Prof. Angela Jackson-Brown‘s play, ANNA’S WINGS, has been accepted as part of the 2016 Diva Fest, which is presented through the generosity of Ellen and Richard Shevitz in association with IndyFringe, Andrew Black, and the Indiana Writers Center. The play will debut on April 2nd and April 10th at the Indy Eleven Theatre in Indianapolis. In the past month Angela also:
  • was a featured poet at The Bards Town in Louisville, KY, sponsored by New Southerner Literary Journal.
  • taught a class at the Indiana Writers Center entitled, “Whose Story Is It Anyway: The Importance of Point of View.” On Saturday, February 20th she will be teaching a workshop called Revision 101.

Dr. Rai Peterson has two articles recently in print:

  • “Low Rank, High Brow: The ‘Adolescent’ War Writing of E. E. Cummings and Kurt Vonnegut” is available in Spring: The Journal of the E. E. Cummings Society.
  • “Parallax: Nancy Cunard’s Knowing Response to T. S. Eliot’s The Waste Land” is available in Studies in the Humanities.

Alumni Abby Higgs has a series of essays, “My Life with Annie Lennox,” appearing on The Rumpus.

Undergraduate Luke Bell had poetry accepted for publication in the upcoming SLAB magazine.

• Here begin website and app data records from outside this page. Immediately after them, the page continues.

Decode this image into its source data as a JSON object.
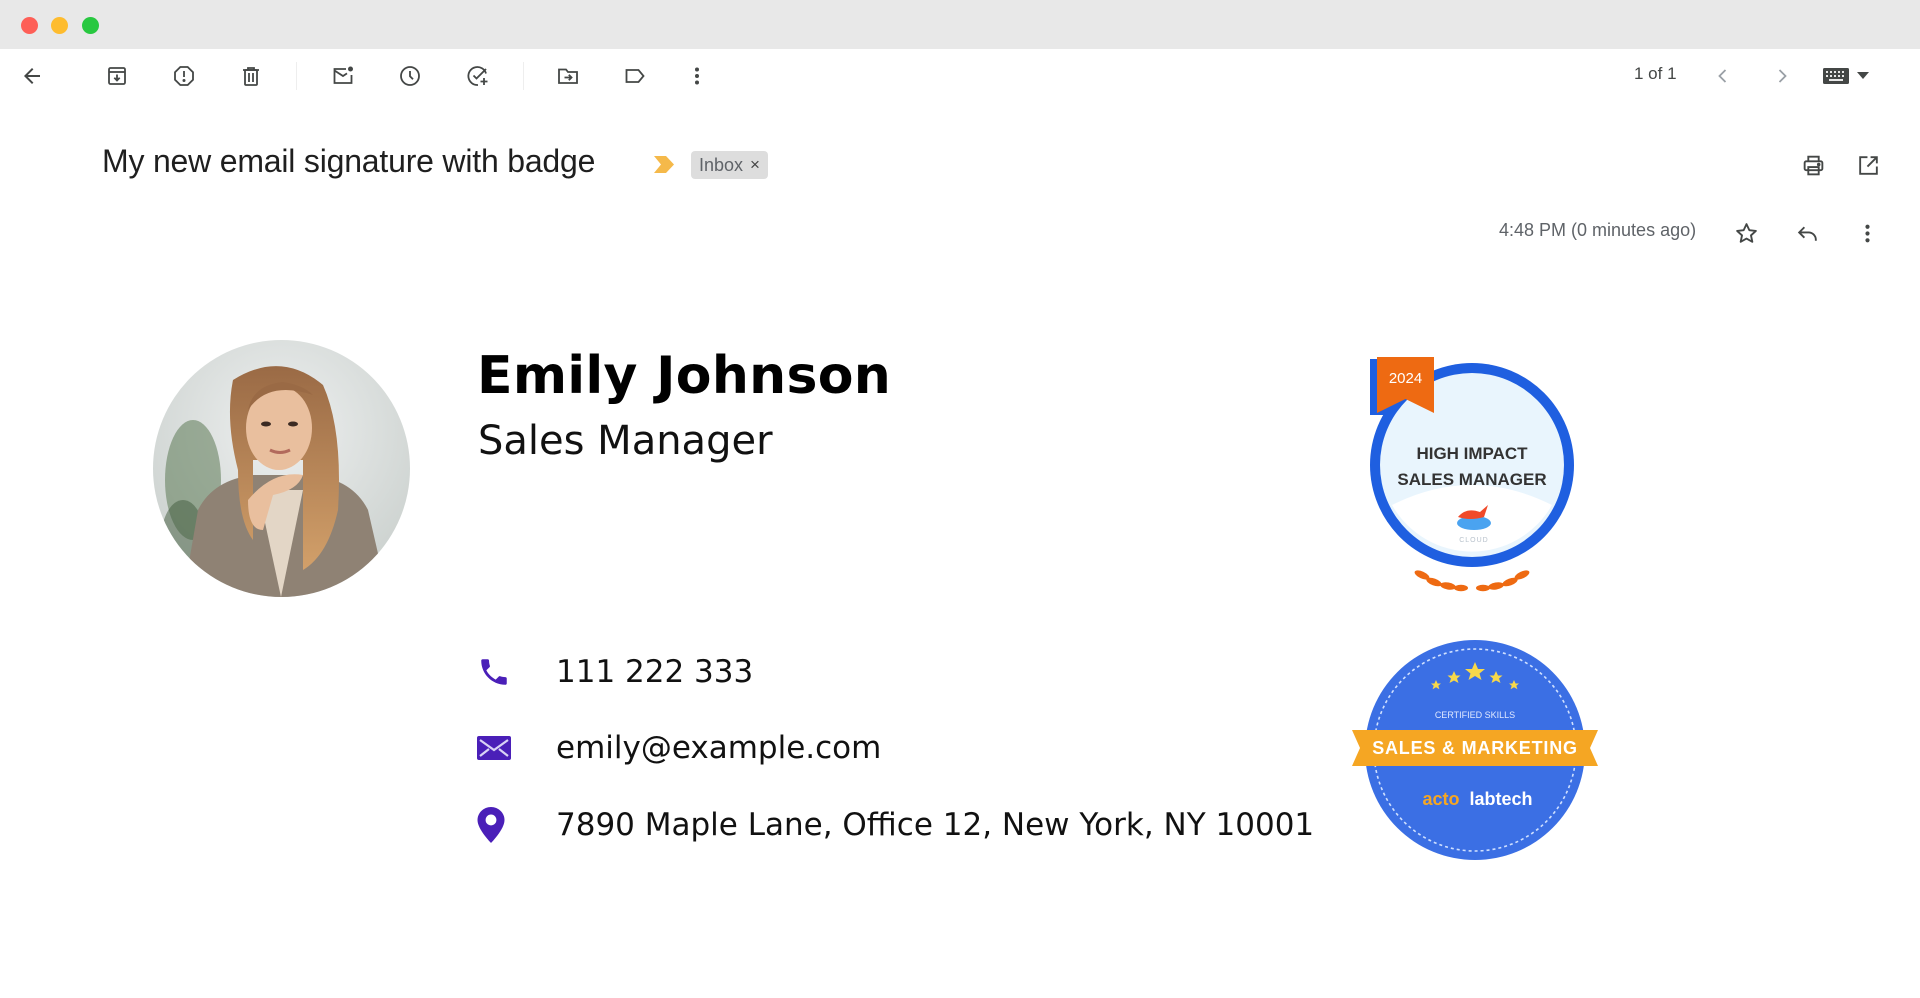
{
  "window": {
    "controls": [
      "close",
      "minimize",
      "maximize"
    ]
  },
  "toolbar": {
    "buttons": [
      {
        "name": "back",
        "icon": "arrow-left-icon",
        "tooltip": "Back to Inbox"
      },
      {
        "name": "archive",
        "icon": "archive-icon",
        "tooltip": "Archive"
      },
      {
        "name": "report-spam",
        "icon": "report-spam-icon",
        "tooltip": "Report spam"
      },
      {
        "name": "delete",
        "icon": "trash-icon",
        "tooltip": "Delete"
      },
      {
        "name": "mark-unread",
        "icon": "mark-unread-icon",
        "tooltip": "Mark as unread"
      },
      {
        "name": "snooze",
        "icon": "clock-icon",
        "tooltip": "Snooze"
      },
      {
        "name": "add-to-tasks",
        "icon": "add-task-icon",
        "tooltip": "Add to Tasks"
      },
      {
        "name": "move-to",
        "icon": "move-to-folder-icon",
        "tooltip": "Move to"
      },
      {
        "name": "labels",
        "icon": "label-icon",
        "tooltip": "Labels"
      },
      {
        "name": "more",
        "icon": "more-vert-icon",
        "tooltip": "More"
      }
    ],
    "pager": "1 of 1",
    "input_tools": "keyboard-icon"
  },
  "message": {
    "subject": "My new email signature with badge",
    "label_chip": "Inbox",
    "label_chip_close": "×",
    "timestamp": "4:48 PM (0 minutes ago)",
    "importance_color": "#f5b94a"
  },
  "signature": {
    "name": "Emily Johnson",
    "title": "Sales Manager",
    "contacts": [
      {
        "type": "phone",
        "icon": "phone-icon",
        "value": "111 222 333"
      },
      {
        "type": "email",
        "icon": "envelope-icon",
        "value": "emily@example.com"
      },
      {
        "type": "address",
        "icon": "location-pin-icon",
        "value": "7890 Maple Lane, Office 12, New York, NY 10001"
      }
    ],
    "icon_color": "#4a1fb8",
    "badges": [
      {
        "year": "2024",
        "line1": "HIGH IMPACT",
        "line2": "SALES MANAGER",
        "logo_text": "CLOUD",
        "ring_color": "#1f5fe0",
        "ribbon_color": "#ee6a12"
      },
      {
        "top": "CERTIFIED SKILLS",
        "ribbon": "SALES & MARKETING",
        "brand_a": "acto",
        "brand_b": "labtech",
        "bg_color": "#3b6fe4",
        "ribbon_color": "#f5a623",
        "stars": 5
      }
    ]
  }
}
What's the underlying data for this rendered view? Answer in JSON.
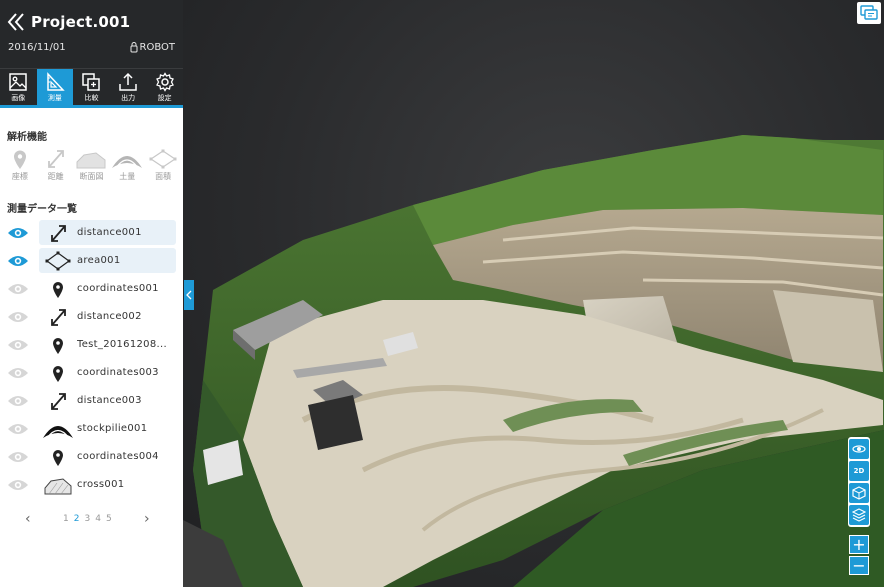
{
  "header": {
    "title": "Project.001",
    "date": "2016/11/01",
    "owner": "ROBOT"
  },
  "toolbar": [
    {
      "label": "画像",
      "icon": "image-icon"
    },
    {
      "label": "測量",
      "icon": "triangle-ruler-icon",
      "active": true
    },
    {
      "label": "比較",
      "icon": "compare-icon"
    },
    {
      "label": "出力",
      "icon": "export-icon"
    },
    {
      "label": "設定",
      "icon": "gear-icon"
    }
  ],
  "analysis": {
    "title": "解析機能",
    "items": [
      {
        "label": "座標",
        "icon": "pin-icon"
      },
      {
        "label": "距離",
        "icon": "distance-icon"
      },
      {
        "label": "断面図",
        "icon": "cross-section-icon"
      },
      {
        "label": "土量",
        "icon": "volume-icon"
      },
      {
        "label": "面積",
        "icon": "area-icon"
      }
    ]
  },
  "data_list": {
    "title": "測量データ一覧",
    "items": [
      {
        "label": "distance001",
        "icon": "distance-icon",
        "visible": true
      },
      {
        "label": "area001",
        "icon": "area-icon",
        "visible": true
      },
      {
        "label": "coordinates001",
        "icon": "pin-icon",
        "visible": false
      },
      {
        "label": "distance002",
        "icon": "distance-icon",
        "visible": false
      },
      {
        "label": "Test_20161208...",
        "icon": "pin-icon",
        "visible": false
      },
      {
        "label": "coordinates003",
        "icon": "pin-icon",
        "visible": false
      },
      {
        "label": "distance003",
        "icon": "distance-icon",
        "visible": false
      },
      {
        "label": "stockpilie001",
        "icon": "stockpile-icon",
        "visible": false
      },
      {
        "label": "coordinates004",
        "icon": "pin-icon",
        "visible": false
      },
      {
        "label": "cross001",
        "icon": "cross-section-icon",
        "visible": false
      }
    ]
  },
  "pagination": {
    "pages": [
      "1",
      "2",
      "3",
      "4",
      "5"
    ],
    "current": "2"
  },
  "view_controls": {
    "mode_2d": "2D",
    "mode_3d": "3D"
  },
  "zoom": {
    "in": "+",
    "out": "−"
  },
  "colors": {
    "accent": "#1e9ad6",
    "header_bg": "#26282a"
  }
}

Ball Stat12642878_808955794327_3949055353494235587_ne graduate students organized another successful Practical Criticism Midwest Conference! “Out of the Shadows” featured panels and themed work (including those fantastic doggerels) by current Ball State students as well as students from other universities. The keynote address was delivered by Ball State alumnus and current Taylor University faculty member Aaron Housholder. Congratulations all, and thanks for all your hard work!

Dr. Robert Habich’s review of Emerson’s Protégés: Mentoring and Marketing Transcendentalism’s Future by David Dowling appeared in the Autumn 2015 issue of Emerson Society Papers. His essay “An Emerson Bibliography, 2014” was published in the same issue.

Prof. Jill Christman‘s essay, “Going Back to Plum Island” has been published in River Teeth, which is also available on Project Muse through our library’s database. In addition, her essay “On Kindness” has been accepted for publication by Brain, Child magazine.

Dr. Joyce Huff‘s essay, “The Narrating Stomach: Appetite, Authority and Agency in Sydney Whiting’s 1853 Memoirs of a Stomach” has been published in Body Politics, an online journal based in Germany.